A few weeks later my family and I went to Southern Spain and France for Spring break. We visited, like most tourists do while in Europe, many cathedrals and palaces in Madrid, Seville, Granada and Paris. It is hard for me to tell which place was my favorite but I would have to say that the one that impressed me the most was the Cathedral in Seville. Its central nave rises to an awesome 137 ft so once inside the cathedral one can't help to feel insignificant.
Another highlight during the trip was visiting the Alhambra Palace in the city of Granada. While being there I was just going through the motions of moving from one room to another and trying to take everything in. The grandeur of the place hit me once we were back home and I looked at the photos we took. One thing I do remember is that while visiting all those historical places and taking photos, my eyes would focus on the materials used to construct them. At the cathedral in Mexico City I couldn't get over the size of the wooden doors and their intricate pattern. In Seville, the chosen materials were smooth granite and marble. The Alhambra, due to the disrepair in some areas, had stucco falling off many walls and the dirt and stones were visible creating beautiful texture. Notre Dame, in contrast, had beautiful well maintained stones that were set hundreds of years ago .
If I haven't lost you yet, you may be wondering where the story is going. Well, a couple of weeks before leaving for Europe I got a phone call from Laurie Brainerd, a fantastic fiber artist from San Antonio. Laurie called me to see if I could help her quilt a series of art quilts she had been commissioned to do for the San Antonio Baptist Mission Trail Hospital. I love quilting art quilts and immediately said yes!! So during April, Laurie and I worked together for a few weeks. My job was to quilt stones and bricks and fading stucco and wooden doors on her beautiful quilts. I truly think that reading the Cathedral of the Sea and traveling to see old churches and palaces prepared me for the task of quilting Laurie's 3 art quilts. It was indeed a series of fortunate events that led me to successfully quilt Laurie's ideas onto her art quilts.
Close up of work done with my longarm. All the stitching was done free hand.

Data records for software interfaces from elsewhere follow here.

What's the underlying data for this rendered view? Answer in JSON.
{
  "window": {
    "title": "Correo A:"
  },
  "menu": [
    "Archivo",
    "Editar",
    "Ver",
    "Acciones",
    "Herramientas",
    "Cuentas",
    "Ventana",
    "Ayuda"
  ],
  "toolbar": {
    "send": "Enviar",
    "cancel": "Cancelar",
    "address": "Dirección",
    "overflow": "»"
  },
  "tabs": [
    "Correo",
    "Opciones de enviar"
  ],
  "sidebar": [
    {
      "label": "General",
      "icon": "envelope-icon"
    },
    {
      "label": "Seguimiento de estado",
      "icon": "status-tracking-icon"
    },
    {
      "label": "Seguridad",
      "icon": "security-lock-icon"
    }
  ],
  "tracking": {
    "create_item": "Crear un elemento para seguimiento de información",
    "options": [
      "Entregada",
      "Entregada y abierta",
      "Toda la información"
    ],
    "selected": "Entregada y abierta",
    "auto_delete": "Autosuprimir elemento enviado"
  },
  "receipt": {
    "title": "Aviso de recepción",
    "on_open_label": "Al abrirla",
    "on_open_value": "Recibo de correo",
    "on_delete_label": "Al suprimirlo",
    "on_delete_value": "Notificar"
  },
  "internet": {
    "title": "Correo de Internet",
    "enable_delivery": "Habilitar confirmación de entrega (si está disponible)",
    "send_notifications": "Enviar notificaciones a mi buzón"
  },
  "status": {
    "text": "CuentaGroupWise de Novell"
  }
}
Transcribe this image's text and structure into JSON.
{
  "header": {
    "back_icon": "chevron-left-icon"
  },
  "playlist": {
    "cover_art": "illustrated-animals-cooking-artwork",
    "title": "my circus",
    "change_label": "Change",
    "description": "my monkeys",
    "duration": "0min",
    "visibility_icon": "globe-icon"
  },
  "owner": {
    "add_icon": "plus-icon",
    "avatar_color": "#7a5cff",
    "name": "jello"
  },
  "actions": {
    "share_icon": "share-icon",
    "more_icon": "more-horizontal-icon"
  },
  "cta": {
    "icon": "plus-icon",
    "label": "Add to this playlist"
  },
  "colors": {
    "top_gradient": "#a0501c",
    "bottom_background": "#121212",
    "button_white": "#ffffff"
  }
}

|Here I'm quilting in my studio|
|Quilt made by Laurie Brainerd, quilted by Martha Tsihlas|
Property of the Baptist Mission Trail Hospital in San Antonio, TX.